Shelley Palmer, a Richmond VA native and current dietetic intern with the Virginia Tech Northern Virginia site, celebrates with a “Friendsgiving”. She celebrates with anywhere between 10-20 people and this year they will be smoking a pig!
What are some of your Thanksgiving favorites?
October is National Farm-to-School Month, recognizing the efforts and value of a critical program for students nationwide. Virginia dedicates a week in October to celebrating the Farm-to-School program. During this week, students, farmers, growers, and distributors come together, to learn and explore the ongoing initiatives of the program. The Farm-to-School program provides a wealth of education about fresh produce, nutrition education, food and agricultural literacy, school gardens, and more, with students of all ages.
In 2007, Virginia was one of the first states to establish a Farm-to-School task force. It has only continued to grow since then, with hundreds of local schools, farms, and distribution centers taking part. Virginia is dedicated to continuing to grow the program. According to the 2015 USDA Farm-to-School Census, 1,319 schools participated in the program, supporting 886,775 students.
Fast Facts about Virginia’s Participation in the Farm-to-School Program in 2015:
– 92% of local fresh produce is being served during lunch
– 154 schools are participating in growing a school garden
– 65% of school districts are engaging preschool children
– 23% of school districts are using local foods in summer meals
In 2015, Loudoun County received the “One in a Melon” award for standing out as a participating school district in Virginia.
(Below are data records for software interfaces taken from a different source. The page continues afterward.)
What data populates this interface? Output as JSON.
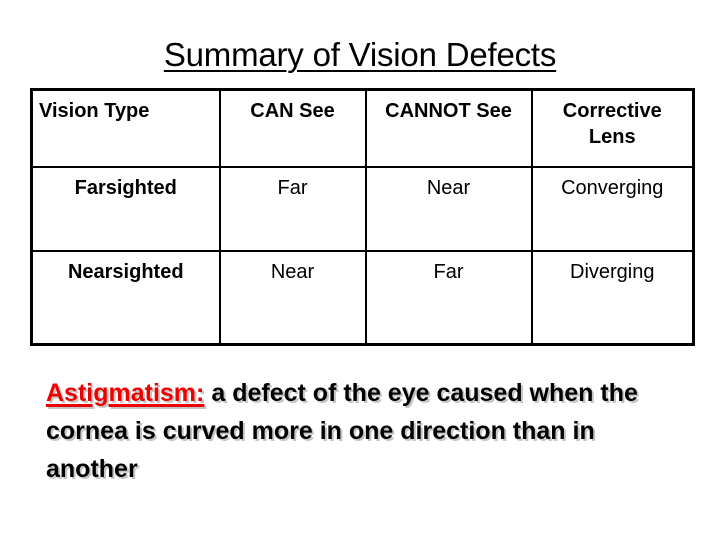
{
  "slide": {
    "title": "Summary of Vision Defects"
  },
  "table": {
    "headers": [
      "Vision Type",
      "CAN See",
      "CANNOT See",
      "Corrective Lens"
    ],
    "rows": [
      {
        "vision_type": "Farsighted",
        "can_see": "Far",
        "cannot_see": "Near",
        "corrective_lens": "Converging"
      },
      {
        "vision_type": "Nearsighted",
        "can_see": "Near",
        "cannot_see": "Far",
        "corrective_lens": "Diverging"
      }
    ]
  },
  "definition": {
    "term": "Astigmatism:",
    "text": "a defect of the eye caused when the cornea is curved more in one direction than in another"
  },
  "colors": {
    "term_red": "#ee0000",
    "text_black": "#000000",
    "border_black": "#000000",
    "background": "#ffffff"
  }
}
In 2016, they were provided with a Farm-to-School planning grant. They have used the grant funds to grow their nutrition education, providing local foods to students, utilizing the cafeteria for sampling events, supporting field trips to local
farms, and connecting farmers with students. Some of their ongoing efforts for students include:
– Taste it Thursday: One Thursday a month for elementary students, seasonal produce is sampled in the cafeteria. A single fruit or vegetable is featured with taste testing opportunities.
– Fear Factor Friday: One Friday a month, seasonal produce is brought to middle and high school students to sample. A single fruit or vegetable is featured with taste testing opportunities.
– Field Trips: Teachers and parents are encouraged to participate in field trips to local Loudoun county farms, or a trip to Claude Moore Park. Students engage in sampling local produce, learning about sustainable farm practices, and farm-to-table efforts.
– School Gardens: Currently there are 52 active school gardens. Garden tool kits along with free garden supplies are offered to teachers for their classroom instruction. Hydroponic and herb garden towers are new additions to a handful of classrooms for the 2018-2019 year.
The Fairfax County Public School district was named as a recipient of a grant from the USDA in 2019, to create a pilot Farm-to-School strategic plan. A five-year plan is in the works to expand the reach of nutrition education and local produce being offered to students. More specifically, a major 5-year goal is to have salad bars in every elementary school.
Loudoun and Fairfax Counties are just two of the many school districts in Virginia participating in the Farm-to-School Program. For more information check out the following resources: